Common causes of uterine prolapse:

  • Pregnancy, with women more likely to experience prolapse when they have a difficult delivery or deliver a large baby
  • Obesity
  • Having a low estrogen level, especially after menopause
  • Experiencing chronic constipation or straining too hard when making a bowel movement
  • Being diagnosed with bronchitis or having a cough that will not go away
  • Lifting heavy objects over and over again

Common symptoms associated with uterine prolapse:

  • A feeling of heaviness located in the pelvic area
  • New tissue inside of the vagina or coming out of the vagina
  • Urinary issues, which includes the inability to hold urine as well as not urinating often
  • Bowel movement issues

Uterine Prolapse Treatment Options

When a woman is diagnosed with mild uterine prolapse, it may not be necessary for her to undergo any type of treatment. It is when the prolapse begins to interfere with a woman’s ability to enjoy her everyday life that she will most benefit from treatment. Treatment options will vary and are dependent on each woman’s individual situation. Treatment options include following self-care measures given by medical professional, wearing a special ring that can help support the uterus, undergoing surgery to repair the weak pelvic floor muscles and ligaments or to perform a hysterectomy.

Could You Have Uterine Prolapse?

If you think you have uterine prolapse then your next step is contacting us and setting up an appointment for a full evaluation. If you are currently experiencing any of the above symptoms then this could be a sign that your prolapse is in its more advanced stages. The only way you can know for sure whether or not you are suffering from this medical issue is to come into our office as soon as you can.
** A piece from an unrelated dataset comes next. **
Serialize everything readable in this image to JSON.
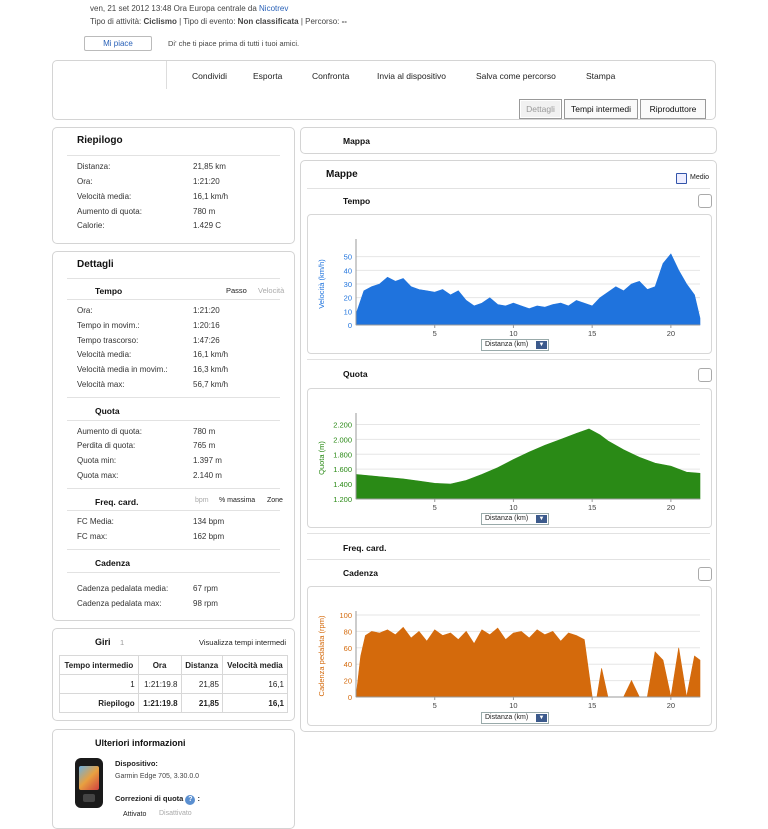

Once you get a diagnosis, you can take a sigh of relief since you are no longer uncertain about what is happening to you.